His personal business did not allow him to be close to the team, when he would usually come to the training ground every Friday and to the games on a Saturday. Mr Becchetti has a great charisma and the players definitely feel his absence.


 I fear it is time to return to a certain Sicilian town ...

The players were nervous that afternoon. It was the annual derby against Tattaglia Wednesday and the Corleone Rovers, playing at home, found their eyes turning again and again to an empty seat in the main stand. Where was their iconic boss, their inspiration? Why had he missed the training session? And lunch in the boardroom even though the menu featured his favourite dish, Pasta a la Yorkshire, in his honour?

Borgia, the hulking centre forward could stand it no longer.

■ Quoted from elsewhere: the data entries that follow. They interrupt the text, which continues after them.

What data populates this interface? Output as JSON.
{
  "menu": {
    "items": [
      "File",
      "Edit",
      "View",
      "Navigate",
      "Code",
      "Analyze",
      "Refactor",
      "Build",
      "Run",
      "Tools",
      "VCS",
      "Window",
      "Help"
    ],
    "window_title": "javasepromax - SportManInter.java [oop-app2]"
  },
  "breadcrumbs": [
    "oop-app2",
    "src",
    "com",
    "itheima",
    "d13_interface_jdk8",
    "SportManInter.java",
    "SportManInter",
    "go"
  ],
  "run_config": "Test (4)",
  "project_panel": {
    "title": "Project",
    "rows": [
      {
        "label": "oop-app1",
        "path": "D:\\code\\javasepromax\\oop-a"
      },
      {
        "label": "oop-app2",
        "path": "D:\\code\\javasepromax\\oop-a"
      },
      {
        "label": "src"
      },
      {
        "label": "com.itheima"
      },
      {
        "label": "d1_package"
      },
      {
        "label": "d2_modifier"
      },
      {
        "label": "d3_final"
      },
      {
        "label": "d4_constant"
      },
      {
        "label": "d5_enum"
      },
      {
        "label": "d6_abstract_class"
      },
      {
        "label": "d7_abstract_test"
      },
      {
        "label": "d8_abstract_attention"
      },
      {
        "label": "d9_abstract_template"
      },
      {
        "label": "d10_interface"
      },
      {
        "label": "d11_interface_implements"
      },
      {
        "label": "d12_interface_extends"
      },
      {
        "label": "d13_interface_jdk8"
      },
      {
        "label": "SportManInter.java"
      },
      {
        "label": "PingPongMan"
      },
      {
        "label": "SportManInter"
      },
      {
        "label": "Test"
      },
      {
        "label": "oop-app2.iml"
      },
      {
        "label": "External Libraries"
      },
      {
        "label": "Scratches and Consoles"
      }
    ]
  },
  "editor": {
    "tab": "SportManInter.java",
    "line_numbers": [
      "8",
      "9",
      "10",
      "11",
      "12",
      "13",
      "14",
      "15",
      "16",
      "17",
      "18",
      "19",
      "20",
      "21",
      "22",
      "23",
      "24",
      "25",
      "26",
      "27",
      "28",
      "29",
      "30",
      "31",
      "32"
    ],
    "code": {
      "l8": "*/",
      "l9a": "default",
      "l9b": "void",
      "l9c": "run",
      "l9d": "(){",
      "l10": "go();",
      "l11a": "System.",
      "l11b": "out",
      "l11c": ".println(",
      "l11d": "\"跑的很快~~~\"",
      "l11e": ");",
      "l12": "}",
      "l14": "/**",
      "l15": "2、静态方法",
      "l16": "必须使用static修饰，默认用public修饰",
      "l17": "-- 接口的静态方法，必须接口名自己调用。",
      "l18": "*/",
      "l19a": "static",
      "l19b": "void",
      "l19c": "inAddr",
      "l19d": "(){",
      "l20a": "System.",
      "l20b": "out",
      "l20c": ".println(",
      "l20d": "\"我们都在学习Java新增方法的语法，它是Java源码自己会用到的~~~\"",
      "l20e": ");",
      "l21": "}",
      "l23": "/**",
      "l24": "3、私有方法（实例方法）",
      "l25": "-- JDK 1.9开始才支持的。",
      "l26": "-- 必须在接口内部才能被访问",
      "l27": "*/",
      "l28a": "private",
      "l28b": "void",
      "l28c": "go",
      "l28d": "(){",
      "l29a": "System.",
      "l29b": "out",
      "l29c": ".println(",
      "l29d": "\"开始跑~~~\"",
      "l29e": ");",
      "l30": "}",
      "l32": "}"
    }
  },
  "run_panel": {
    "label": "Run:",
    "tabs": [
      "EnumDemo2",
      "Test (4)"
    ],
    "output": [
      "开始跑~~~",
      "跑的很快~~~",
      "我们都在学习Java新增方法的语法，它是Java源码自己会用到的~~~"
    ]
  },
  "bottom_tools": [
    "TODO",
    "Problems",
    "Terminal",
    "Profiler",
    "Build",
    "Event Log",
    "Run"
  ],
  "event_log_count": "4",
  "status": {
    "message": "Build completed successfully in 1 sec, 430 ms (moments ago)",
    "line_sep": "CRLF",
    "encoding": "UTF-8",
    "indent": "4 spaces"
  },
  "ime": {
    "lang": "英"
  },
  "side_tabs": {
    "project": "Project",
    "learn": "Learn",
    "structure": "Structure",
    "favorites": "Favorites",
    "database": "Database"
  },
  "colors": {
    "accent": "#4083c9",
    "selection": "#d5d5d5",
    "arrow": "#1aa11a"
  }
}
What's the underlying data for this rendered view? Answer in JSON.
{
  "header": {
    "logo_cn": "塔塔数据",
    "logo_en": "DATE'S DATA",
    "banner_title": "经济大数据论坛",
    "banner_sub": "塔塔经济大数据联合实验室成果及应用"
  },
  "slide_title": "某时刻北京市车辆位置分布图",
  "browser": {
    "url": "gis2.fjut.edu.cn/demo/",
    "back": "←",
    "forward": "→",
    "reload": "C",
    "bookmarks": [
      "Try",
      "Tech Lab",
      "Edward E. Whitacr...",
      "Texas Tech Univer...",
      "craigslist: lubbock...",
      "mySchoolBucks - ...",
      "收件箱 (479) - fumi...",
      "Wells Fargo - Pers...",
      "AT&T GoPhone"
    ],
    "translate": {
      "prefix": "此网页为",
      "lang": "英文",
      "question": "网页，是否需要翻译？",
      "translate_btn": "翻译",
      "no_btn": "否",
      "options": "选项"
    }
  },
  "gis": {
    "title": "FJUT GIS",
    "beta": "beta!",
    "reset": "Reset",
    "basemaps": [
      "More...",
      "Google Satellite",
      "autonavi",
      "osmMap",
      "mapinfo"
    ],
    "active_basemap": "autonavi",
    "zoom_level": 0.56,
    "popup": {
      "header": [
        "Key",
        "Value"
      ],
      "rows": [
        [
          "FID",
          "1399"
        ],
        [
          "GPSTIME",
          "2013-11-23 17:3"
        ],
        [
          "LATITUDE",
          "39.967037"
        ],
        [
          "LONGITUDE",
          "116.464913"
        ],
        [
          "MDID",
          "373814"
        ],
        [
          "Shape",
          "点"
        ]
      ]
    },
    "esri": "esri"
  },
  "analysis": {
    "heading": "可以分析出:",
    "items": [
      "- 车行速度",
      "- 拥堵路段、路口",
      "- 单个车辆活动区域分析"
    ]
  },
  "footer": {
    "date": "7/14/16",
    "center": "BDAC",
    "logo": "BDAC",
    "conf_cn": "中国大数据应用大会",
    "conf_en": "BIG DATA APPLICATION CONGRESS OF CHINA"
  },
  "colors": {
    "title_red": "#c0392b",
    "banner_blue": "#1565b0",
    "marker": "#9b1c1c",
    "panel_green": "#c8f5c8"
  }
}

He turned to the chief executive, the boss's right hand man, Al Angels.
"Where is he, Al? He never miss a game. Why today?"
"I can't help you there son" Angels grunted in his Halifax accent "The boss does things his way and I don't ask questions, alright? There's nowt as queer as folk, as my old nan used to say and I don't cast a clout, sithee".
Much of his patois was lost on Borgia but he restrained himself and he went to gather the team for the kick-off, doing his best to reassure them.

For Angels the first half was a nightmare. Where the hell was Lucas Bexley? That enigmatic, sharp faced man from Leeds who had bought Corleone Rovers two years before and whose acid comments from the sidelines had fired up the whole team. He had his business interests to be sure - but every Saturday he would shut up his pie stall and take his place by the touchline, shouting out words of wisdom in a language that was unmistakeable, though none of the players actually had a clue what he was saying. But that did not matter. Today, sensing their chance, Wednesday had scored two easy goals while the hapless Rovers defence waited for a blast of abuse from the sidelines to unsettle the assistant referee and force an offside flag. They went in and stared glumly at the half-time pizza and it was all Borgia could do to motivate them to start the second half.

Still that empty seat. Rovers defended grimly but their hearts were not in it. The Wednesday strolled around, keeping possession, taunting their old rivals. Time was running out.

"Put some bloody life into it"
Borgia spun roun, heart pumping. Almost unnoticed, Bexley had taken his seat, hands firmly clasped around his flask of tea, that familiar flat cap jammed over his head. "Eee, that were rubbish, lad, rubbish. Seen better round our morgue"
The Rovers midfield perked up. With newly found speed they challenged for the ball. Borgia thundered forward. A Wednesday defender attempted to hack him down and the referee looked the other way until a bellow of "What the hell was that, ref? Put your bloody glasses on. That's a red card that is in any book and no mistake" made him hastily blow up, award a penalty and send off the trembling back. The goalkeeper, jiggling on his line as he tried to guess which way the kick would go, heard "Get that jessie off the pitch" at full volume, turned to give the heckler the finger and watched in horror as Borgia slid the ball into the net.

The Rovers were back in it and four goals later and the match won in style they trotted triumphantly to clap at their cheering fans amidst whose delighted ranks sat one stony faced figure.
"Call that football cause I bloody don't. Our nan could have done better even after she had her second hip done."
Nobody knew what he meant except his trusted consigliere Angels and he did not enlighten them. The boss was back.